In vSphere 6.5 VMware introduced the possibility to encrypt Virtual Machine data on a per VM basis. This is achieved by using VAIO filtering and a specific policy is used to indicate whether a VM needs to be encrypted or not.
With vSAN 6.6 another way of encryption was introduced which means that the entire vSAN datastore is encrypted and as a result every VM that is stored on the vSAN datastore gets encrypted (and hence no specific policy is required).
For both encryption methodologies a KMS server (or cluster of KMS servers for production environments) that supports the KMIP protocol needs to be installed and configured in vCenter. Although both vSphere and vSAN encryption can use the same configured KMS server/cluster there is a small but important difference in the way the keys that are required for encrypting the data are communicated to the ESXi hosts.
In the case of vSphere (VM) encryption, ESXi needs to be able to communicate to vCenter to get the specific Key Encryption Key (KEK) for a VM when this VM needs to start (or is created). So when vCenter is not available, such actions possibly cannot be initiated.
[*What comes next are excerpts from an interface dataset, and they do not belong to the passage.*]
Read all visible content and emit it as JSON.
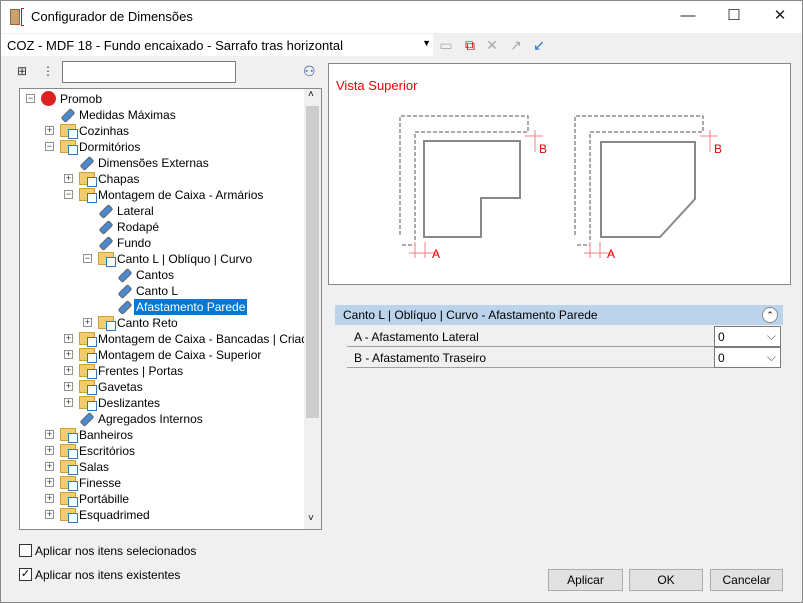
{
  "window": {
    "title": "Configurador de Dimensões",
    "min": "—",
    "max": "☐",
    "close": "✕"
  },
  "toolbar": {
    "combo_value": "COZ - MDF 18 - Fundo encaixado - Sarrafo tras horizontal"
  },
  "search": {
    "value": ""
  },
  "tree": [
    {
      "label": "Promob",
      "level": 0,
      "exp": "-",
      "icon": "logo"
    },
    {
      "label": "Medidas Máximas",
      "level": 1,
      "icon": "tag"
    },
    {
      "label": "Cozinhas",
      "level": 1,
      "exp": "+",
      "icon": "folder"
    },
    {
      "label": "Dormitórios",
      "level": 1,
      "exp": "-",
      "icon": "folder"
    },
    {
      "label": "Dimensões Externas",
      "level": 2,
      "icon": "tag"
    },
    {
      "label": "Chapas",
      "level": 2,
      "exp": "+",
      "icon": "folder"
    },
    {
      "label": "Montagem de Caixa - Armários",
      "level": 2,
      "exp": "-",
      "icon": "folder"
    },
    {
      "label": "Lateral",
      "level": 3,
      "icon": "tag"
    },
    {
      "label": "Rodapé",
      "level": 3,
      "icon": "tag"
    },
    {
      "label": "Fundo",
      "level": 3,
      "icon": "tag"
    },
    {
      "label": "Canto L | Oblíquo | Curvo",
      "level": 3,
      "exp": "-",
      "icon": "folder"
    },
    {
      "label": "Cantos",
      "level": 4,
      "icon": "tag"
    },
    {
      "label": "Canto L",
      "level": 4,
      "icon": "tag"
    },
    {
      "label": "Afastamento Parede",
      "level": 4,
      "icon": "tag",
      "selected": true
    },
    {
      "label": "Canto Reto",
      "level": 3,
      "exp": "+",
      "icon": "folder"
    },
    {
      "label": "Montagem de Caixa - Bancadas | Criados",
      "level": 2,
      "exp": "+",
      "icon": "folder"
    },
    {
      "label": "Montagem de Caixa - Superior",
      "level": 2,
      "exp": "+",
      "icon": "folder"
    },
    {
      "label": "Frentes | Portas",
      "level": 2,
      "exp": "+",
      "icon": "folder"
    },
    {
      "label": "Gavetas",
      "level": 2,
      "exp": "+",
      "icon": "folder"
    },
    {
      "label": "Deslizantes",
      "level": 2,
      "exp": "+",
      "icon": "folder"
    },
    {
      "label": "Agregados Internos",
      "level": 2,
      "icon": "tag"
    },
    {
      "label": "Banheiros",
      "level": 1,
      "exp": "+",
      "icon": "folder"
    },
    {
      "label": "Escritórios",
      "level": 1,
      "exp": "+",
      "icon": "folder"
    },
    {
      "label": "Salas",
      "level": 1,
      "exp": "+",
      "icon": "folder"
    },
    {
      "label": "Finesse",
      "level": 1,
      "exp": "+",
      "icon": "folder"
    },
    {
      "label": "Portábille",
      "level": 1,
      "exp": "+",
      "icon": "folder"
    },
    {
      "label": "Esquadrimed",
      "level": 1,
      "exp": "+",
      "icon": "folder"
    }
  ],
  "preview": {
    "title": "Vista Superior",
    "label_a": "A",
    "label_b": "B"
  },
  "properties": {
    "header": "Canto L | Oblíquo | Curvo - Afastamento Parede",
    "rows": [
      {
        "label": "A - Afastamento Lateral",
        "value": "0"
      },
      {
        "label": "B - Afastamento Traseiro",
        "value": "0"
      }
    ]
  },
  "options": {
    "apply_selected": "Aplicar nos itens selecionados",
    "apply_selected_checked": false,
    "apply_existing": "Aplicar nos itens existentes",
    "apply_existing_checked": true
  },
  "buttons": {
    "apply": "Aplicar",
    "ok": "OK",
    "cancel": "Cancelar"
  }
}
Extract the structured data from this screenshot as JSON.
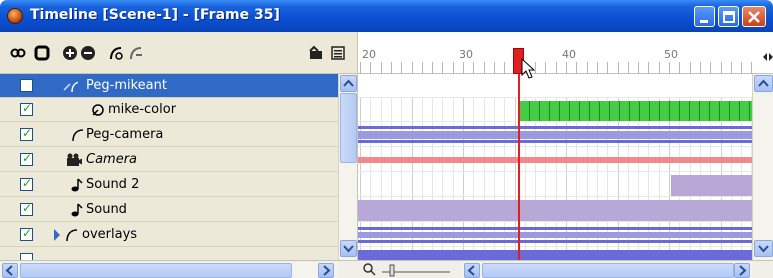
{
  "window": {
    "title": "Timeline [Scene-1] - [Frame 35]"
  },
  "ruler": {
    "labels": [
      "20",
      "30",
      "40",
      "50"
    ],
    "current_frame": 35
  },
  "layers": [
    {
      "name": "Peg-mikeant",
      "checked": false,
      "selected": true,
      "icon": "peg-icon",
      "italic": false
    },
    {
      "name": "mike-color",
      "checked": true,
      "selected": false,
      "icon": "drawing-icon",
      "italic": false
    },
    {
      "name": "Peg-camera",
      "checked": true,
      "selected": false,
      "icon": "peg-icon",
      "italic": false
    },
    {
      "name": "Camera",
      "checked": true,
      "selected": false,
      "icon": "camera-icon",
      "italic": true
    },
    {
      "name": "Sound 2",
      "checked": true,
      "selected": false,
      "icon": "sound-icon",
      "italic": false
    },
    {
      "name": "Sound",
      "checked": true,
      "selected": false,
      "icon": "sound-icon",
      "italic": false
    },
    {
      "name": "overlays",
      "checked": true,
      "selected": false,
      "icon": "peg-icon",
      "italic": false
    }
  ],
  "colors": {
    "title_bar": "#0a4fd2",
    "selected_row": "#316ac5",
    "playhead": "#e02020",
    "drawing_cells": "#44cc44",
    "peg_bar": "#6a6ad8",
    "camera_bar": "#f08a8a",
    "sound_bar": "#b8a8d8"
  }
}
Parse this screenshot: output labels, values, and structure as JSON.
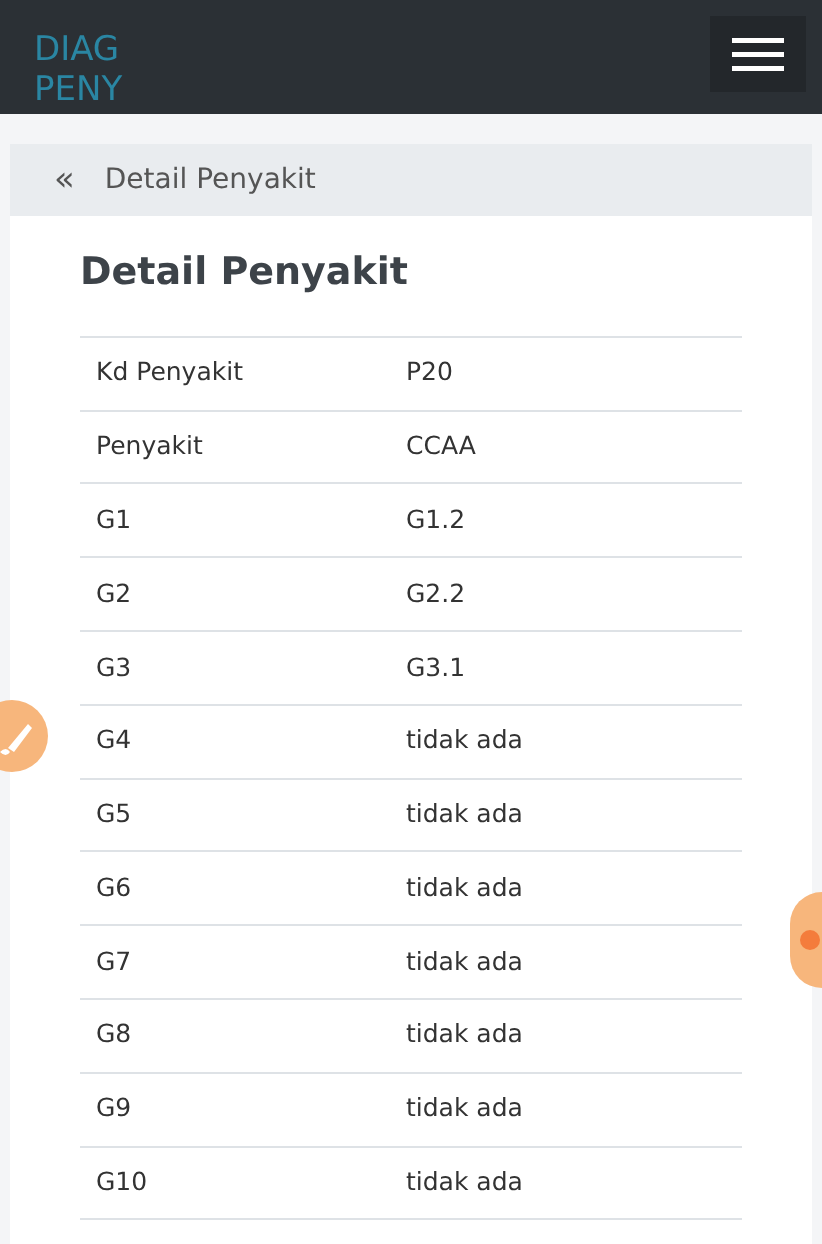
{
  "navbar": {
    "brand": "DIAG PENY"
  },
  "breadcrumb": {
    "icon": "«",
    "label": "Detail Penyakit"
  },
  "heading": "Detail Penyakit",
  "table": {
    "rows": [
      {
        "label": "Kd Penyakit",
        "value": "P20"
      },
      {
        "label": "Penyakit",
        "value": "CCAA"
      },
      {
        "label": "G1",
        "value": "G1.2"
      },
      {
        "label": "G2",
        "value": "G2.2"
      },
      {
        "label": "G3",
        "value": "G3.1"
      },
      {
        "label": "G4",
        "value": "tidak ada"
      },
      {
        "label": "G5",
        "value": "tidak ada"
      },
      {
        "label": "G6",
        "value": "tidak ada"
      },
      {
        "label": "G7",
        "value": "tidak ada"
      },
      {
        "label": "G8",
        "value": "tidak ada"
      },
      {
        "label": "G9",
        "value": "tidak ada"
      },
      {
        "label": "G10",
        "value": "tidak ada"
      }
    ]
  }
}
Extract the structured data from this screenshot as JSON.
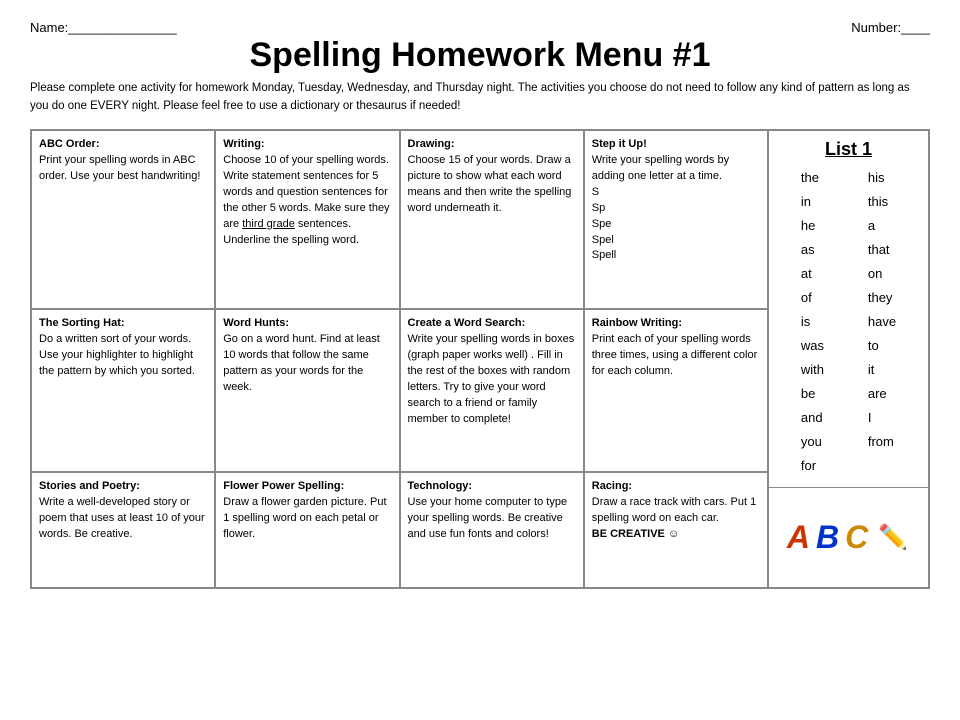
{
  "header": {
    "name_label": "Name:_______________",
    "number_label": "Number:____",
    "title": "Spelling Homework Menu #1",
    "instructions": "Please complete one activity for homework Monday, Tuesday, Wednesday, and Thursday night.   The activities you choose do not need to follow any kind of pattern as long as you do one EVERY night.  Please feel free to use a dictionary or thesaurus if needed!"
  },
  "grid": {
    "rows": [
      [
        {
          "title": "ABC Order:",
          "body": "Print your spelling words in ABC order.  Use your best handwriting!"
        },
        {
          "title": "Writing:",
          "body": "Choose 10 of your spelling words.  Write statement sentences for 5 words and question sentences for the other 5 words.  Make sure they are third grade sentences. Underline the spelling word."
        },
        {
          "title": "Drawing:",
          "body": "Choose 15 of your words.  Draw a picture to show what each word means and then write the spelling word underneath it."
        },
        {
          "title": "Step it Up!",
          "body": "Write your spelling words by adding one letter at a time.\nS\nSp\nSpe\nSpel\nSpell"
        }
      ],
      [
        {
          "title": "The Sorting Hat:",
          "body": "Do a written sort of your words.  Use your highlighter to highlight the pattern by which you sorted."
        },
        {
          "title": "Word Hunts:",
          "body": "Go on a word hunt.  Find at least 10 words that follow the same pattern as your words for the week."
        },
        {
          "title": "Create a Word Search:",
          "body": "Write your spelling words in boxes (graph paper works well) . Fill in the rest of the boxes with random letters. Try to give your word search to a friend or family member to complete!"
        },
        {
          "title": "Rainbow Writing:",
          "body": "Print each of your spelling words three times, using a different color for each column."
        }
      ],
      [
        {
          "title": "Stories and Poetry:",
          "body": "Write a well-developed story or poem that uses at least 10 of your words.  Be creative."
        },
        {
          "title": "Flower Power Spelling:",
          "body": "Draw a flower garden picture.  Put 1 spelling word on each petal or flower."
        },
        {
          "title": "Technology:",
          "body": "Use your home computer to type your spelling words.  Be creative and use fun fonts and colors!"
        },
        {
          "title": "Racing:",
          "body": "Draw a race track with cars.  Put 1 spelling word on each car.\nBE CREATIVE 😊"
        }
      ]
    ]
  },
  "sidebar": {
    "list_title": "List 1",
    "col1": [
      "the",
      "in",
      "he",
      "as",
      "at",
      "of",
      "is",
      "was",
      "with",
      "be",
      "and",
      "you",
      "for"
    ],
    "col2": [
      "his",
      "this",
      "a",
      "that",
      "on",
      "they",
      "have",
      "to",
      "it",
      "are",
      "I",
      "from"
    ],
    "abc_letters": [
      "A",
      "B",
      "C"
    ]
  }
}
For vSAN encryption however, an ESXi host only needs to communicate with vCenter when vSAN encryption is enabled. At that moment the KEK ID’s required to store the Data Encryption Keys (DEK) that are used to encrypt the disks are sent from vCenter to the ESXi hosts. Using these KEK ID’s the host will communicate directly with the KMS server to get the actual KEK.
To show this mechanism I have created a little demo video. For my own educational purpose I have used the vSphere (and vSAN) 6.7 version which allows me to use the new vSphere (HTML5) client functionality.
The demo environment I am using in the video consists of a 2-node vSAN 6.7 cluster. Obviously to have a healthy cluster I also deployed a witness appliance. All three ESXi hosts are running nested on a single ESXi 6.5 host by the way.
I created this cluster using the “Easy Install” feature, which means that the vCenter appliance was installed on the first (at that time stand-alone) ESXi host and stored on the vSAN datastore which was created at the same time on this first ESXi host. After the vCenter appliance was configured I completed the configuration of the 2-node cluster by adding the second host, the witness appliance and properly configuring vSAN (VMkernel ports and disk groups on the second ESXi and witness host).
No other datastores are available so the vCenter appliance can only be stored on the vSAN datastore.
The demo goes through the following steps :
- The KMS server is configured in vCenter. For this purpose an evaluation version of the HyTrust KeyControl appliance was deployed and the KMIP functionality of this appliance was enabled.
- vSAN encryption is enabled. This process will re-format all the disk groups in the vSAN cluster. After this is done the entire vSAN datastore is encrypted. Since the vCenter appliance is stored on the vSAN datastore this also applies to this particular VM.
- vCenter and the three ESXi hosts are shut down. Initially the vCenter appliance is shut down and then using SSH sessions to the three ESXi hosts they are first put into maintenancemode and finally shut down.
- The three ESXi hosts are powered on again. After they are powered on, maintenance mode is disabled again. This is the moment that the ESXi hosts need the (KEK) information to be able to decrypt the disks that are used for vSAN. Since vCenter is stored on the vSAN datastore we know for sure this service is not available yet, so it cannot assist in getting this information. The KMS server (running outside the vSAN environment … which is a requirement !) is still running and will provide the required information to the ESXi hosts.
- We use the Host client of the ESXi host where the vCenter appliance is registered to start this VM again.
- Logging into the vSphere Client shows that the vCenter appliance was successfully started, proving that the vSAN datastore was properly decrypted.